Jesus called Mary by name. God calls each of us by name. We are precious. We are beloved. We are known. We are called for a purpose. We are created for healthy relationships. We are intended to have life and have it abundantly. And when our actions, when humanity’s actions interrupt or take away or strip the name and status we have given to us by God through God’s amazing grace, then we are in the wrong and we are ever in need of God’s grace – God’s grace that leads us to repentance, God’s grace that leads us to reconciliation, God’s grace that rescues us from our own pits and helps keep us from digging any deeper.

Jesus said Mary’s name. There is something about the saying of her name. There is something about the saying of our names – about the saying of the names of all God’s children. Lord have mercy on us. Draw us to your side. And send us in your grace to tell of your good news, which will draw us together and heal where we have torn ourselves apart.Let there be peace – your peace – in me, around me, and because of of you in me.

Prayer: “O God, you are the hope of all the ends of the earth, the God of the spirits of all flesh. Hear our humble intercession for all races and families on earth, that you will turn all hearts to yourself. Remove from our minds hatred, prejudice, and contempt for those who are not of our own race or color, class or creed, that, departing from everything that estranges and divides, we may by you be brought into unity of spirit, in the bond of peace.
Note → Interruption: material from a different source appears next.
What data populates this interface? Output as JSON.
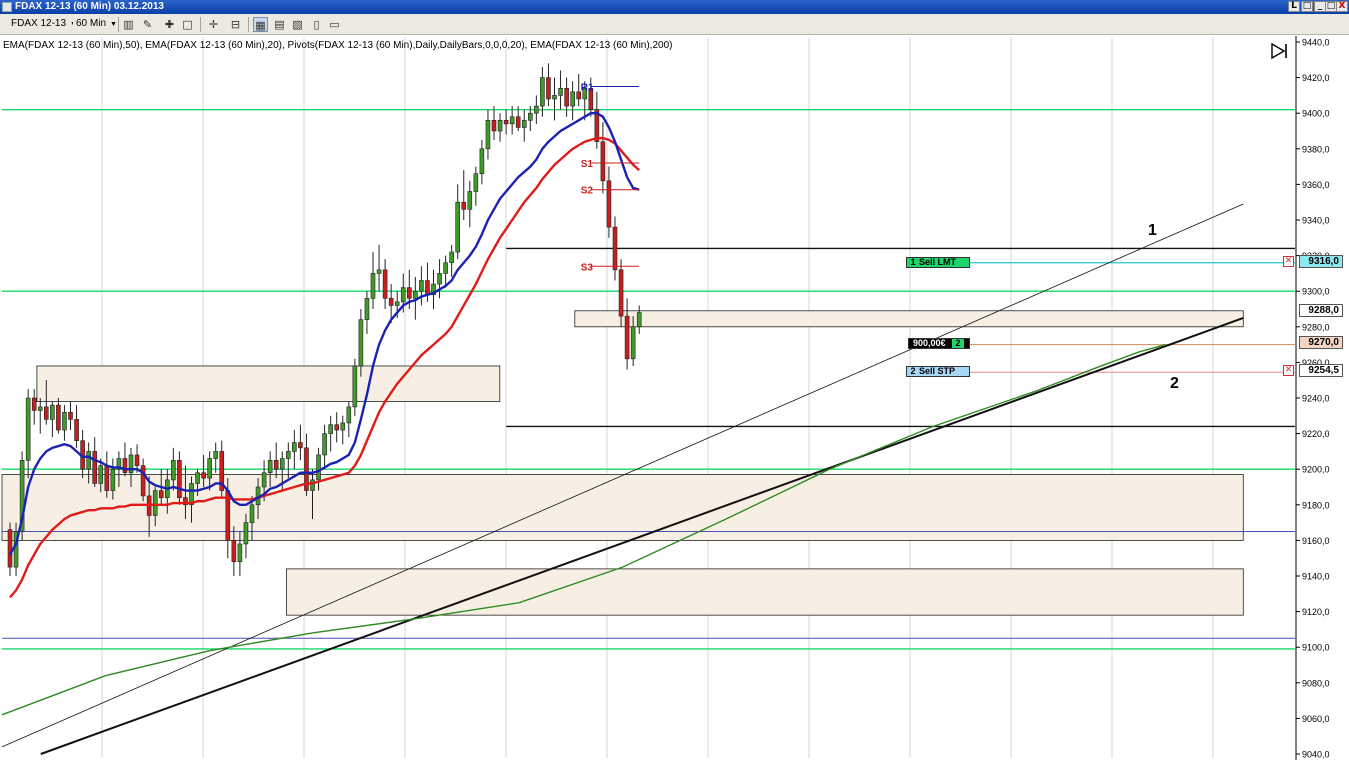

Amen.”*

*“For The World And Its Peoples,” The United Methodist Book of Worship 526.